Water balloons were part of the fun at PlayROCs Your Neighborhood last year at Maplewood Library.
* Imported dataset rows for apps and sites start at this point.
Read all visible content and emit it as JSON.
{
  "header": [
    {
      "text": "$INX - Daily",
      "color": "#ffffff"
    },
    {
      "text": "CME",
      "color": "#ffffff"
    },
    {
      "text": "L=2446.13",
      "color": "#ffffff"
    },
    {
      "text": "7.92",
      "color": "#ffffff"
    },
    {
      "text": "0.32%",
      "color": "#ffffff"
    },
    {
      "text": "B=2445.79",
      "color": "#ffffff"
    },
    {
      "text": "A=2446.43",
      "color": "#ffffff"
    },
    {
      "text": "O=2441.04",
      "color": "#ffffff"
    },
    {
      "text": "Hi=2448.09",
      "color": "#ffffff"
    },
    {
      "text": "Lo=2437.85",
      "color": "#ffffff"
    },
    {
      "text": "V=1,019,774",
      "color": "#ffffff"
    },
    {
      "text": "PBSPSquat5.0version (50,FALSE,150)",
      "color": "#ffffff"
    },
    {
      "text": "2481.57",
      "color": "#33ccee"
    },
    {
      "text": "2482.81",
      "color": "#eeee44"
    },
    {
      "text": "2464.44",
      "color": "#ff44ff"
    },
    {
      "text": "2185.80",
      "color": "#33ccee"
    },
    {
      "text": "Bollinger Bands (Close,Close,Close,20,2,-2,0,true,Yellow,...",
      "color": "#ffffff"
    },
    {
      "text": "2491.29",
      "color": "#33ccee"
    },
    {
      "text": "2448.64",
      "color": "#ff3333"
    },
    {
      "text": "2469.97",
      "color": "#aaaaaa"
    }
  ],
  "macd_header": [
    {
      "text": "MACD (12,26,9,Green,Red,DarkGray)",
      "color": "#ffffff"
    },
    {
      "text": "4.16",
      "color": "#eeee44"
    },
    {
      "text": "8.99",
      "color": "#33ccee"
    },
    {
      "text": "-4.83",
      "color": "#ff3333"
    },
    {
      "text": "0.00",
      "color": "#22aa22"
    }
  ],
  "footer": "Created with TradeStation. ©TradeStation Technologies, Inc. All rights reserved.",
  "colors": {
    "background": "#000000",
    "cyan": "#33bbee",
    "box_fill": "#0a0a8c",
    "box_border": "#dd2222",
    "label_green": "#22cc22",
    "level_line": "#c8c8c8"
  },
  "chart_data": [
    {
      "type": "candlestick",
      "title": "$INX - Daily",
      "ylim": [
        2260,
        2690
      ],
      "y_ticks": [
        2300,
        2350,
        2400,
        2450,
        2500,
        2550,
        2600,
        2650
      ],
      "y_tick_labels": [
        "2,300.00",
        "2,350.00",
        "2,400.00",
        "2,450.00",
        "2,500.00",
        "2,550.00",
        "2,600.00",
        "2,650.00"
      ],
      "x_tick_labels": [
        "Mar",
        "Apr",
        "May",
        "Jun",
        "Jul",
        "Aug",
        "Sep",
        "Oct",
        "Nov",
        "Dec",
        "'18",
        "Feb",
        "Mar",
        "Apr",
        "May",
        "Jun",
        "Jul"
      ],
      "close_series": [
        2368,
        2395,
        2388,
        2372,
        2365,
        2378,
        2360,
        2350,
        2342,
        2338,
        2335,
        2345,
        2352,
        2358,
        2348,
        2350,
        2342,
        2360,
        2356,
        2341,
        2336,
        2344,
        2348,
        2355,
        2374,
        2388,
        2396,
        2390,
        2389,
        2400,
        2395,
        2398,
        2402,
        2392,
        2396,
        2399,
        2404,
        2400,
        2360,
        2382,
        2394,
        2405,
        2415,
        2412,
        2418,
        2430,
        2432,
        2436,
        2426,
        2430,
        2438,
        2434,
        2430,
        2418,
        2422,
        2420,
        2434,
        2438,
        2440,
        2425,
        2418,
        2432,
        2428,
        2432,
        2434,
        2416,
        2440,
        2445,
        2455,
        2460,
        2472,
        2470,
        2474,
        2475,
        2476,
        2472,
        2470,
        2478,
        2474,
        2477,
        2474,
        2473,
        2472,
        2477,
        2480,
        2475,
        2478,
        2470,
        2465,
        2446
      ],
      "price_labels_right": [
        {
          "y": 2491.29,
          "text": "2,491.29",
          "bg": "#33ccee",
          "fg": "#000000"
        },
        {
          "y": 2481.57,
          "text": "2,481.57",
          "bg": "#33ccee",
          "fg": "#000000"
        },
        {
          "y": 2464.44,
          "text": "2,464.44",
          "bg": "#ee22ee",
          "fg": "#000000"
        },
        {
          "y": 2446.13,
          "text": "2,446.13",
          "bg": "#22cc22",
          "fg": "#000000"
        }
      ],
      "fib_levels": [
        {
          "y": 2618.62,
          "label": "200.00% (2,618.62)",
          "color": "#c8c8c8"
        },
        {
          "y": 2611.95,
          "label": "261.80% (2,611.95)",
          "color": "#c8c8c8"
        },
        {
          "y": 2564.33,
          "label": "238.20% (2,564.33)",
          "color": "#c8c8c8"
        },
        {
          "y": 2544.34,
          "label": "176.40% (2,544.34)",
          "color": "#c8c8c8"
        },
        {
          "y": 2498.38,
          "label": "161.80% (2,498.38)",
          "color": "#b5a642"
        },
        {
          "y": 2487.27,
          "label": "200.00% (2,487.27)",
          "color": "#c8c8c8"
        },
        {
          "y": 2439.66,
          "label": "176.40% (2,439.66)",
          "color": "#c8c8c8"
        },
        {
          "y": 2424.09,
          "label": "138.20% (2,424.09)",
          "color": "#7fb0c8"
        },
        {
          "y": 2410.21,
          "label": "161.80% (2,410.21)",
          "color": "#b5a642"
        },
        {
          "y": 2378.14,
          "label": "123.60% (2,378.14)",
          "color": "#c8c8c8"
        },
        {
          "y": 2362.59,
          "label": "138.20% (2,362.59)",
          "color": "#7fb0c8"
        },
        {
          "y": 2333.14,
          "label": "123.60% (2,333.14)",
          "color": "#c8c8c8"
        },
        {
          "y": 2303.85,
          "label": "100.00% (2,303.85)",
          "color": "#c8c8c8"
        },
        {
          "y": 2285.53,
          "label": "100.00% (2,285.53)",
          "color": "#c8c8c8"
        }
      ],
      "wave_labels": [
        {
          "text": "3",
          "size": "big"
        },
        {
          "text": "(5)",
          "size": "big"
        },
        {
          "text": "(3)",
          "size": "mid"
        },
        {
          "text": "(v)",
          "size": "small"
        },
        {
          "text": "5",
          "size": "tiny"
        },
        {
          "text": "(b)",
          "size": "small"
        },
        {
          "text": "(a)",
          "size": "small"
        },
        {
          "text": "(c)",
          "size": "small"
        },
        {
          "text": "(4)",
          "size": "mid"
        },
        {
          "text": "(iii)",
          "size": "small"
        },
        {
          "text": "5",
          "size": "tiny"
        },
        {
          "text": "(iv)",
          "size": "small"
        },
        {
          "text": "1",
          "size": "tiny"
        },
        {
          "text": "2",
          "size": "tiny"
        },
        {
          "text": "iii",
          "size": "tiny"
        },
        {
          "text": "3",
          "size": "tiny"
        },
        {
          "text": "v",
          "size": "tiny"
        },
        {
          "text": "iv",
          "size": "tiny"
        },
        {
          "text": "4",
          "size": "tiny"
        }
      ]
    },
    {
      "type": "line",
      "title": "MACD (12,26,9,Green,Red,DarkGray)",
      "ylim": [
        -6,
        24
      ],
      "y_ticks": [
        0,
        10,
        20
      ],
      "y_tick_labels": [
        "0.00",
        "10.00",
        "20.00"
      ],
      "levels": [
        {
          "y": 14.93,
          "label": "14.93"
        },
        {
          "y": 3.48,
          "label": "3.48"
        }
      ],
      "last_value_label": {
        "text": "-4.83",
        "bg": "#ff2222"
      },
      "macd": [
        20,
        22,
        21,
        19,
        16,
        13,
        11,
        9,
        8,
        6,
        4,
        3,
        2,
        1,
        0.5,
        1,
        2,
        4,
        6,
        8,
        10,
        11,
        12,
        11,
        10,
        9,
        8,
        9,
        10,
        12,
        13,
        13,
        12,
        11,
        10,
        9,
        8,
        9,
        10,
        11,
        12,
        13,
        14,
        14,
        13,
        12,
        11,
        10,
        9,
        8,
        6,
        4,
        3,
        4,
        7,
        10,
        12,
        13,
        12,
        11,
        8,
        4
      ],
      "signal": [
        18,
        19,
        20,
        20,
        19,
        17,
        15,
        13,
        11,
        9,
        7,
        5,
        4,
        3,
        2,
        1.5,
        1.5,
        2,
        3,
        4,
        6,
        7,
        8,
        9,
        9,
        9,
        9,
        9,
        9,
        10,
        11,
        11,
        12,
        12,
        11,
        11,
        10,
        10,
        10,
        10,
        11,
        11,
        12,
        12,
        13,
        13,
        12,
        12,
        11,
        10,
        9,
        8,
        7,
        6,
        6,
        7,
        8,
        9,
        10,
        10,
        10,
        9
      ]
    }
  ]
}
Provided photo

Saturday is play day in Rochester as neighborhood associations, block clubs, churches, libraries and community organizations throughout the city host events for the fourth annual PlayROCs Your Neighborhood, from 10 a.m. to 4 p.m. July 13.
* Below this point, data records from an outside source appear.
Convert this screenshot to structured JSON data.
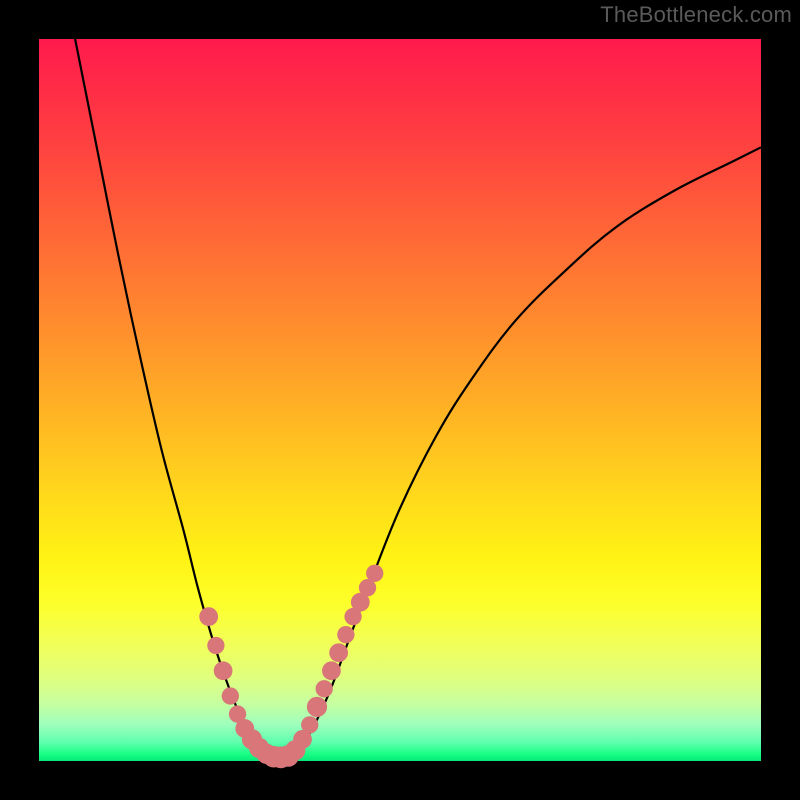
{
  "watermark": {
    "text": "TheBottleneck.com"
  },
  "colors": {
    "background": "#000000",
    "gradient_top": "#ff1a4d",
    "gradient_bottom": "#05e878",
    "curve": "#000000",
    "dots": "#d87679"
  },
  "chart_data": {
    "type": "line",
    "title": "",
    "xlabel": "",
    "ylabel": "",
    "xlim": [
      0,
      100
    ],
    "ylim": [
      0,
      100
    ],
    "grid": false,
    "legend": false,
    "series": [
      {
        "name": "left-curve",
        "description": "Steep descending curve from upper-left to valley floor",
        "points": [
          {
            "x": 5,
            "y": 100
          },
          {
            "x": 8,
            "y": 85
          },
          {
            "x": 11,
            "y": 70
          },
          {
            "x": 14,
            "y": 56
          },
          {
            "x": 17,
            "y": 43
          },
          {
            "x": 20,
            "y": 32
          },
          {
            "x": 22,
            "y": 24
          },
          {
            "x": 24,
            "y": 17
          },
          {
            "x": 26,
            "y": 11
          },
          {
            "x": 28,
            "y": 6
          },
          {
            "x": 30,
            "y": 2.5
          },
          {
            "x": 31,
            "y": 1.2
          },
          {
            "x": 32,
            "y": 0.6
          },
          {
            "x": 33,
            "y": 0.4
          }
        ]
      },
      {
        "name": "right-curve",
        "description": "Ascending curve from valley floor toward upper-right",
        "points": [
          {
            "x": 33,
            "y": 0.4
          },
          {
            "x": 35,
            "y": 1.0
          },
          {
            "x": 37,
            "y": 3
          },
          {
            "x": 40,
            "y": 9
          },
          {
            "x": 43,
            "y": 17
          },
          {
            "x": 46,
            "y": 25
          },
          {
            "x": 50,
            "y": 35
          },
          {
            "x": 55,
            "y": 45
          },
          {
            "x": 60,
            "y": 53
          },
          {
            "x": 66,
            "y": 61
          },
          {
            "x": 73,
            "y": 68
          },
          {
            "x": 80,
            "y": 74
          },
          {
            "x": 88,
            "y": 79
          },
          {
            "x": 96,
            "y": 83
          },
          {
            "x": 100,
            "y": 85
          }
        ]
      }
    ],
    "markers": [
      {
        "series": "left-curve",
        "x": 23.5,
        "y": 20,
        "r": 1.3
      },
      {
        "series": "left-curve",
        "x": 24.5,
        "y": 16,
        "r": 1.2
      },
      {
        "series": "left-curve",
        "x": 25.5,
        "y": 12.5,
        "r": 1.3
      },
      {
        "series": "left-curve",
        "x": 26.5,
        "y": 9,
        "r": 1.2
      },
      {
        "series": "left-curve",
        "x": 27.5,
        "y": 6.5,
        "r": 1.2
      },
      {
        "series": "left-curve",
        "x": 28.5,
        "y": 4.5,
        "r": 1.3
      },
      {
        "series": "left-curve",
        "x": 29.5,
        "y": 3,
        "r": 1.4
      },
      {
        "series": "valley",
        "x": 30.5,
        "y": 1.8,
        "r": 1.4
      },
      {
        "series": "valley",
        "x": 31.5,
        "y": 1.0,
        "r": 1.4
      },
      {
        "series": "valley",
        "x": 32.5,
        "y": 0.6,
        "r": 1.5
      },
      {
        "series": "valley",
        "x": 33.5,
        "y": 0.5,
        "r": 1.5
      },
      {
        "series": "valley",
        "x": 34.5,
        "y": 0.7,
        "r": 1.5
      },
      {
        "series": "right-curve",
        "x": 35.5,
        "y": 1.5,
        "r": 1.4
      },
      {
        "series": "right-curve",
        "x": 36.5,
        "y": 3,
        "r": 1.3
      },
      {
        "series": "right-curve",
        "x": 37.5,
        "y": 5,
        "r": 1.2
      },
      {
        "series": "right-curve",
        "x": 38.5,
        "y": 7.5,
        "r": 1.4
      },
      {
        "series": "right-curve",
        "x": 39.5,
        "y": 10,
        "r": 1.2
      },
      {
        "series": "right-curve",
        "x": 40.5,
        "y": 12.5,
        "r": 1.3
      },
      {
        "series": "right-curve",
        "x": 41.5,
        "y": 15,
        "r": 1.3
      },
      {
        "series": "right-curve",
        "x": 42.5,
        "y": 17.5,
        "r": 1.2
      },
      {
        "series": "right-curve",
        "x": 43.5,
        "y": 20,
        "r": 1.2
      },
      {
        "series": "right-curve",
        "x": 44.5,
        "y": 22,
        "r": 1.3
      },
      {
        "series": "right-curve",
        "x": 45.5,
        "y": 24,
        "r": 1.2
      },
      {
        "series": "right-curve",
        "x": 46.5,
        "y": 26,
        "r": 1.2
      }
    ]
  }
}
The event draws attention to the role of play in children’s lives, and the fact that not all children have safe places to run around and have fun.
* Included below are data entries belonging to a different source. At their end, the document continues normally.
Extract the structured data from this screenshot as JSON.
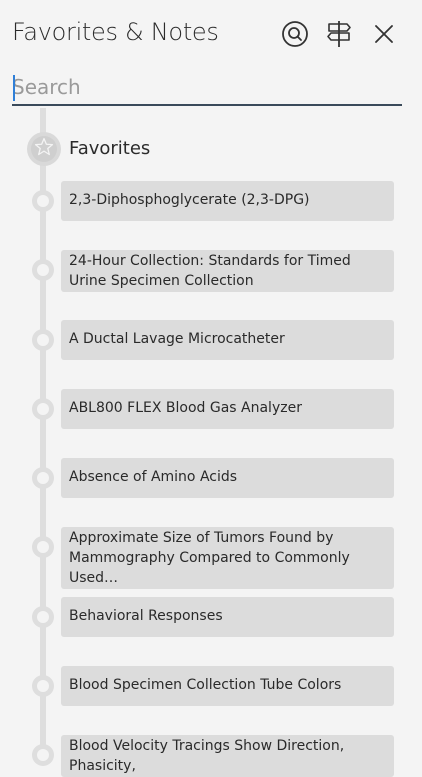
{
  "header": {
    "title": "Favorites & Notes",
    "icons": [
      "search-icon",
      "signpost-icon",
      "close-icon"
    ]
  },
  "search": {
    "placeholder": "Search",
    "value": ""
  },
  "favorites_section": {
    "label": "Favorites",
    "icon": "star-icon"
  },
  "items": [
    {
      "label": "2,3-Diphosphoglycerate (2,3-DPG)"
    },
    {
      "label": "24-Hour Collection: Standards for Timed Urine Specimen Collection"
    },
    {
      "label": "A Ductal Lavage Microcatheter"
    },
    {
      "label": "ABL800 FLEX Blood Gas Analyzer"
    },
    {
      "label": "Absence of Amino Acids"
    },
    {
      "label": "Approximate Size of Tumors Found by Mammography Compared to Commonly Used…"
    },
    {
      "label": "Behavioral Responses"
    },
    {
      "label": "Blood Specimen Collection Tube Colors"
    },
    {
      "label": "Blood Velocity Tracings Show Direction, Phasicity,"
    }
  ],
  "colors": {
    "accent": "#2f7fd8",
    "card": "#dcdcdc",
    "timeline": "#dedede",
    "background": "#f4f4f4"
  }
}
During PlayROCs Your Neighborhood, volunteers at nearly 50 pop-up locations have organized events such as bike rodeos, jump rope, kickball, obstacle courses, chalk drawing and other physical and creative activities.

“Nothing beats watching the kids laugh, smile and run around care free,” Lydia Rivera Warr of the Edgerton Neighborhood Association said in a news release announcing the event. “Our kids deserve to feel that freedom every day, and that’s why it’s important to come together as a community to make sure we can provide a sense of safety and security for our children.”

The number of pop-up locations has more than tripled since the event started with 12 sites in 2016. City recreation centers and libraries that are open on Saturdays will participate, with the exception of the Adams Street Center.

“Each year, we see this amazing energy come from both kids and adults,” Joe DiFiore, youth and family engagement specialist for Healthi Kids, said in the news release. “The momentum created during the day often moves people to submit letters to City Council or meet with elected officials to advocate for safe and accessible play spaces. The growth of this event is a testament to the dedication of community members and their desire to promote change and advance opportunities for play in our neighborhoods.”

According to a survey by health planning agency Common Ground Health, adults throughout the region said the most important health problems and concerns for children are mental/emotional health, obesity and physical activity.

Among respondents from the city, only 25.5 percent believe their neighborhood is great for children to play outdoors, compared to 64.3 percent in the suburbs. Only 45.6 percent of Rochester respondents feel safe in their neighborhoods, compared to 77.5 percent in the suburbs.

“Our data shows that while we have made great strides in reclaiming our neighborhoods, we still need to advocate for policy, systems and environmental changes that put kids and families first,” says advocacy manager Jenn Beideman for Healthi Kids. “Every child has the right to live in a neighborhood where they can safely play, learn and grow. By supporting play in our neighborhoods, we are providing children with the benefits of play and improving their mental, physical, social and emotional health.”

Play ROCS Your Neighborhood is for children and their families. For a complete list of locations, go to